Natural Gas- A New Alternative

February 24, 2013
By p154830 BRONZE, Park Ridge, Illinois
p154830 BRONZE, Park Ridge, Illinois
1 article 0 photos 0 comments

It has come to my attention that more and more gasoline is being used every day. Not only will gasoline eventually run out, but it is ruining our air. When burned, gasoline releases carbon monoxide, nitrogen dioxide, and ultrafine articles that have negative consequences on both, people and our environment. There is no doubt in my mind that pollution caused by vehicles needs to be minimized. There is one solution that really stands out, and that is natural gas. According to Rodman Griffin of CQ Researcher, natural gas pollutes less and is substantially cheaper than gasoline. With the soaring oil prices, I really wonder why nothing is being done to implement more CNG vehicles.

Most CNG (Compressed Natural Gas) powered vehicles are city buses, taxis, and light trucks. Not too many cars run on CNG due to the limited availability of natural gas refueling stations. While this is an issue, one option includes owning a home refueling unit which can hook up to a regular natural gas line. Once CNG vehicles become more popular, more natural gas stations will become available to those who do not want to have a home unit. The cost of a CNG Honda Civic is approximately $10,000 more than a regular Civic; however, natural gas vehicles would become more affordable if they were manufactured in larger quantities. Despite CNG vehicles being thousands of dollars more expensive, they still offer cheaper fuel costs and less maintenance. Another option is to convert a gasoline powered vehicle to run on natural gas. This will usually cost between $2000 to $4000. Natural gas being a cleaner and less particle filled fuel, leads to less harmful emissions and less maintenance.

CNG vehicles reduce carbon monoxide emissions by 90 to 96 percent and nitrogen oxide emissions by 35 to 60 percent when compared to gasoline. Potentially, CNG could reduce non-methane hydrocarbons emissions by 50 to 75%, while releasing fewer carcinogenic pollutants and little to no particulate matter. This would be very beneficial to children who attend schools in high-traffic areas. Ned Haluzan says studies have shown that children who attend school in high-traffic areas have a 45 percent increased chance of developing asthma.
The price of a gallon of natural gas is only $1.75 while gasoline is around $4.20 per gallon. A gallon of natural gas will go just as far as a gallon of regular gas. The only difference is that natural gas cars only have a range of 180-200 miles per tank, while gasoline cars can go well over 300 miles per tank. It is inevitable that natural gas prices will go up if there is a higher demand for it. In addition, gasoline prices will most likely drop due to a lower demand.

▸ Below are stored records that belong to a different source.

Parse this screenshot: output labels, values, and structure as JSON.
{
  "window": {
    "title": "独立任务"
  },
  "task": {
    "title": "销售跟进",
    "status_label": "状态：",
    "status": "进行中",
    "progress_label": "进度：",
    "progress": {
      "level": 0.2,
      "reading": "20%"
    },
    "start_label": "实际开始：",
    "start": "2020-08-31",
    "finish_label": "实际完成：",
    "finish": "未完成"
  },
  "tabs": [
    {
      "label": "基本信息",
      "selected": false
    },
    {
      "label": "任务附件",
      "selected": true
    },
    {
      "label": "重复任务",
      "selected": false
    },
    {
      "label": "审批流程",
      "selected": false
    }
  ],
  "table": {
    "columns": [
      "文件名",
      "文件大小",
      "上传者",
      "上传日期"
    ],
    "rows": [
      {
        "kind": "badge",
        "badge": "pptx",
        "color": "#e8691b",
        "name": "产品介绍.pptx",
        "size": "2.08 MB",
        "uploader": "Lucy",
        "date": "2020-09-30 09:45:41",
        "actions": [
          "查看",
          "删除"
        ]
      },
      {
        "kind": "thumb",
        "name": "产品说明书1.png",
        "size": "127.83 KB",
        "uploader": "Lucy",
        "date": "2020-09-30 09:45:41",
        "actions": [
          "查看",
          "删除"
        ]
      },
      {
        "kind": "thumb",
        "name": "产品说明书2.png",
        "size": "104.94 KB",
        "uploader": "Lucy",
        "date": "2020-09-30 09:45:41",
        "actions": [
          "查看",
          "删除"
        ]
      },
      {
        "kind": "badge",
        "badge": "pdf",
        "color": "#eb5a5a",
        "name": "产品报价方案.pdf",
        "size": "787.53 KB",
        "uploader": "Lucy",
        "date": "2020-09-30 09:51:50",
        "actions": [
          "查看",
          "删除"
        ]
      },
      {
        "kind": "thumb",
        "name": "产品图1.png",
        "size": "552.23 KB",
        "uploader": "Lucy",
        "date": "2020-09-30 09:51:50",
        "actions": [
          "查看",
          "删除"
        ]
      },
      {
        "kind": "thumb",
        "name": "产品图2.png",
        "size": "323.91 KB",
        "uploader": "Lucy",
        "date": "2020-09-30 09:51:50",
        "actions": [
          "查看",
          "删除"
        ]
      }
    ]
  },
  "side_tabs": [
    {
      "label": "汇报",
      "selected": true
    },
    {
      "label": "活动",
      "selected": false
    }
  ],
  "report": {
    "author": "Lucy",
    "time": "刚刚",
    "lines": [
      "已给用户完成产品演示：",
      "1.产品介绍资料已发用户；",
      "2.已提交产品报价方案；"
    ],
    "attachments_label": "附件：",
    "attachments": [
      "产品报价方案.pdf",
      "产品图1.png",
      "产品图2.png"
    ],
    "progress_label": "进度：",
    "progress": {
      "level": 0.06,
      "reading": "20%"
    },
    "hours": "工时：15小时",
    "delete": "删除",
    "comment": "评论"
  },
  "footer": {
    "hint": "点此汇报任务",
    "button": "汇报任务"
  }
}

Natural Gas is extracted from the earth by a method called “fracking”. This method is not new, but it hasn’t been used extensively until recently. The U.S. has been uncovering more and more natural gas; more than we can even use. This has driven natural gas prices very low. In fact, natural gas is 43% cheaper than a year ago, and gasoline is significantly higher.

A demand for natural gas will not only help our environment, but it will also create new jobs. Current gas stations will have to add natural gas pumps, and new stations will have to be made in order to fulfill demand. Our dependency on foreign oil would decrease due to a surplus of new jobs and energy in our country. New advancement in the natural gas industry are almost certain, just as there were advancements in regular gas powered vehicles.

While there are some drawbacks to CNG, the positives outweigh the negatives. The goal of CNG is to spew less chemicals into the air and give our country more jobs. The savings are just an added bonus, and should be an incentive when kick-starting this movement. Natural gas prices are low now, but no one can predict the future prices. There will be a higher supply of energy, whether it be natural gas or gasoline; meaning the normal rules of supply in demand should fall into place. Higher supply should eventually result in lower prices for both gasoline and natural gas.

The author's comments:
The other day I noticed that gas prices were once again above $4 a gallon.

Similar Articles


This article has 0 comments.


MacMillan Books

Aspiring Writer? Take Our Online Course!